The digital era continued to progress with breakneck speed despite the Y2K scare and dot com bust. New technology became more accessible than ever.
Acknowledging the need for proper technology training in a post-industrial economy, and the future implications of a digital divide in computer fluency among higher income and lower income people, Onward established its Community Computer Resource Center (CCRC) in 2000.

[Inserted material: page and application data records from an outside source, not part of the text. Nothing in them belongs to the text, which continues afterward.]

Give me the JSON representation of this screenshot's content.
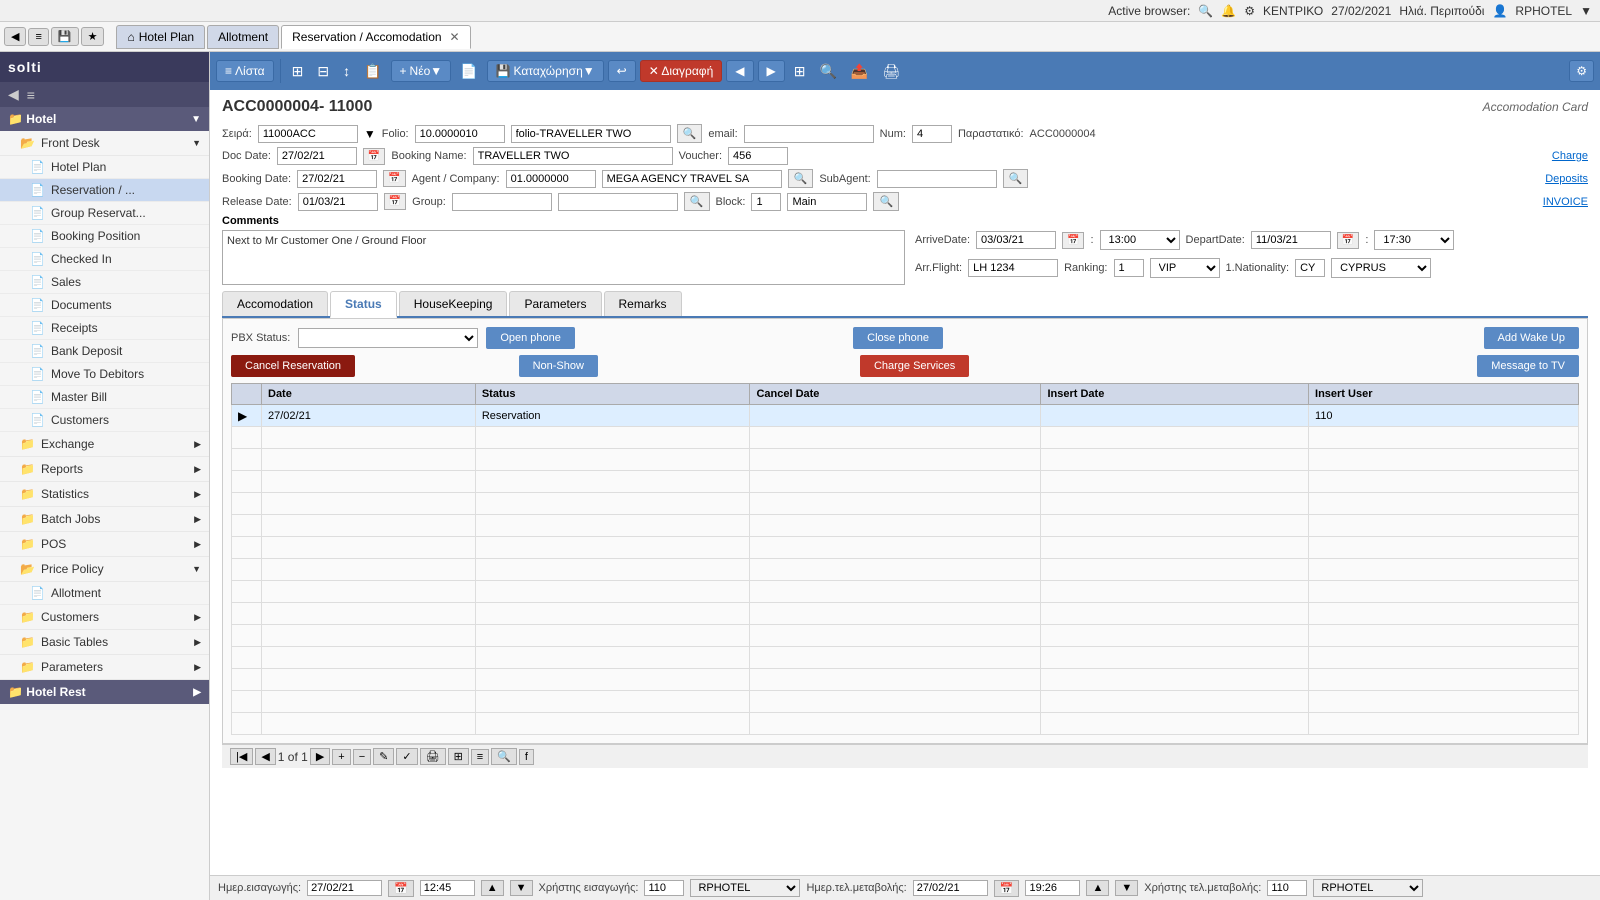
{
  "topbar": {
    "active_browser_label": "Active browser:",
    "date": "27/02/2021",
    "branch": "ΚΕΝΤΡΙΚΟ",
    "user_label": "Ηλιά. Περιπούδι",
    "user": "RPHOTEL"
  },
  "navbar": {
    "back_btn": "◀",
    "home_icon": "⌂",
    "tabs": [
      {
        "label": "Hotel Plan",
        "active": false
      },
      {
        "label": "Allotment",
        "active": false
      },
      {
        "label": "Reservation / Accomodation",
        "active": true
      }
    ]
  },
  "toolbar": {
    "list_btn": "Λίστα",
    "new_btn": "Νέο▼",
    "save_btn": "Καταχώρηση▼",
    "undo_btn": "↩",
    "delete_btn": "✕ Διαγραφή",
    "prev_btn": "◀",
    "next_btn": "▶",
    "zoom_btn": "🔍",
    "export_btn": "📤",
    "print_btn": "🖨"
  },
  "page": {
    "title": "ACC0000004- 11000",
    "card_label": "Accomodation Card",
    "seria_label": "Σειρά:",
    "seria_value": "11000ACC",
    "folio_label": "Folio:",
    "folio_value": "10.0000010",
    "folio_name": "folio-TRAVELLER TWO",
    "email_label": "email:",
    "email_value": "",
    "num_label": "Num:",
    "num_value": "4",
    "parastasiko_label": "Παραστατικό:",
    "parastasiko_value": "ACC0000004",
    "doc_date_label": "Doc Date:",
    "doc_date_value": "27/02/21",
    "booking_name_label": "Booking Name:",
    "booking_name_value": "TRAVELLER TWO",
    "voucher_label": "Voucher:",
    "voucher_value": "456",
    "charge_link": "Charge",
    "deposits_link": "Deposits",
    "invoice_link": "INVOICE",
    "booking_date_label": "Booking Date:",
    "booking_date_value": "27/02/21",
    "agent_label": "Agent / Company:",
    "agent_code": "01.0000000",
    "agent_name": "MEGA AGENCY TRAVEL SA",
    "subagent_label": "SubAgent:",
    "subagent_value": "",
    "release_date_label": "Release Date:",
    "release_date_value": "01/03/21",
    "group_label": "Group:",
    "group_value": "",
    "block_label": "Block:",
    "block_value": "1",
    "block_name": "Main",
    "comments_label": "Comments",
    "comments_value": "Next to Mr Customer One / Ground Floor",
    "arrive_date_label": "ArriveDate:",
    "arrive_date_value": "03/03/21",
    "arrive_time_value": "13:00",
    "depart_date_label": "DepartDate:",
    "depart_date_value": "11/03/21",
    "depart_time_value": "17:30",
    "arr_flight_label": "Arr.Flight:",
    "arr_flight_value": "LH 1234",
    "ranking_label": "Ranking:",
    "ranking_value": "1",
    "ranking_type": "VIP",
    "nationality_label": "1.Nationality:",
    "nationality_code": "CY",
    "nationality_value": "CYPRUS",
    "tabs": [
      {
        "label": "Accomodation",
        "active": false
      },
      {
        "label": "Status",
        "active": true
      },
      {
        "label": "HouseKeeping",
        "active": false
      },
      {
        "label": "Parameters",
        "active": false
      },
      {
        "label": "Remarks",
        "active": false
      }
    ],
    "pbx_status_label": "PBX Status:",
    "pbx_status_value": "",
    "btn_open_phone": "Open phone",
    "btn_close_phone": "Close phone",
    "btn_add_wake_up": "Add Wake Up",
    "btn_cancel_reservation": "Cancel Reservation",
    "btn_non_show": "Non-Show",
    "btn_charge_services": "Charge Services",
    "btn_message_tv": "Message to TV",
    "table_headers": [
      "Date",
      "Status",
      "Cancel Date",
      "Insert Date",
      "Insert User"
    ],
    "table_rows": [
      {
        "date": "27/02/21",
        "status": "Reservation",
        "cancel_date": "",
        "insert_date": "",
        "insert_user": "110",
        "selected": true
      }
    ],
    "page_indicator": "1 of 1",
    "footer_insert_date_label": "Ημερ.εισαγωγής:",
    "footer_insert_date": "27/02/21",
    "footer_insert_time": "12:45",
    "footer_insert_user_label": "Χρήστης εισαγωγής:",
    "footer_insert_user_code": "110",
    "footer_insert_user_name": "RPHOTEL",
    "footer_change_date_label": "Ημερ.τελ.μεταβολής:",
    "footer_change_date": "27/02/21",
    "footer_change_time": "19:26",
    "footer_change_user_label": "Χρήστης τελ.μεταβολής:",
    "footer_change_user_code": "110",
    "footer_change_user_name": "RPHOTEL"
  },
  "sidebar": {
    "logo": "solti",
    "groups": [
      {
        "label": "Hotel",
        "expanded": true,
        "items": [
          {
            "label": "Front Desk",
            "expanded": true,
            "subitems": [
              {
                "label": "Hotel Plan"
              },
              {
                "label": "Reservation / ...",
                "active": true
              },
              {
                "label": "Group Reservat..."
              },
              {
                "label": "Booking Position"
              },
              {
                "label": "Checked In"
              },
              {
                "label": "Sales"
              },
              {
                "label": "Documents"
              },
              {
                "label": "Receipts"
              },
              {
                "label": "Bank Deposit"
              },
              {
                "label": "Move To Debitors"
              },
              {
                "label": "Master Bill"
              },
              {
                "label": "Customers"
              }
            ]
          },
          {
            "label": "Exchange",
            "expanded": false,
            "subitems": []
          },
          {
            "label": "Reports",
            "expanded": false,
            "subitems": []
          },
          {
            "label": "Statistics",
            "expanded": false,
            "subitems": []
          },
          {
            "label": "Batch Jobs",
            "expanded": false,
            "subitems": []
          },
          {
            "label": "POS",
            "expanded": false,
            "subitems": []
          },
          {
            "label": "Price Policy",
            "expanded": true,
            "subitems": [
              {
                "label": "Allotment"
              }
            ]
          },
          {
            "label": "Customers",
            "expanded": false,
            "subitems": []
          },
          {
            "label": "Basic Tables",
            "expanded": false,
            "subitems": []
          },
          {
            "label": "Parameters",
            "expanded": false,
            "subitems": []
          }
        ]
      },
      {
        "label": "Hotel Rest",
        "expanded": false,
        "items": []
      }
    ]
  }
}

Cities across the country continue to flourish. The sons and daughters of families whose parents had left the city for the suburbs were returning to urban areas to build their own families and professional lives. Despite the marks of neighborhood gentrification and improved commerce, the aesthetic facelifts and vast reductions in crime have left many long-term residents increasingly marginalized or have forced them to move. According to U.S. census records, between 1990 and 2000 West Town’s median household income increased 56 percent, residents with Bachelor’s Degrees shot up a staggering 272 percent, and the median housing value (adjusted for inflation) jumped 189 percent.
Despite this demographic shift, families in West Town continued to benefit from Onward House services. Onward House began to witness yet another cycle of immigration in the neighborhood with the increased enrollment of Ukrainian children.
In other parts of the city, displaced residents from newly gentrified areas and razed public housing migrated and concentrated. In the Belmont Cragin Community Area, 2000 Census figures showed a 38% population increase, with an 88 percent increase in poverty since 1990. As part of the strategic development identified by Onward’s Board of Directors, a new facility was developed in Belmont Cragin on Chicago’s Northwest side at 5423 W. Diversey Avenue. Onward sold the underutilized 2158 W. Ohio building to kick start the fund for the new site’s capital campaign.
- Farber, David. “1968 Year Page.” Encyclopedia of Chicago.
- Goodwin, Joanne L. “Social Service.” Encyclopedia of Chicago.
- Reiff, Janice L. “Increases in Poverty, 1970–1980.” Encyclopedia of Chicago.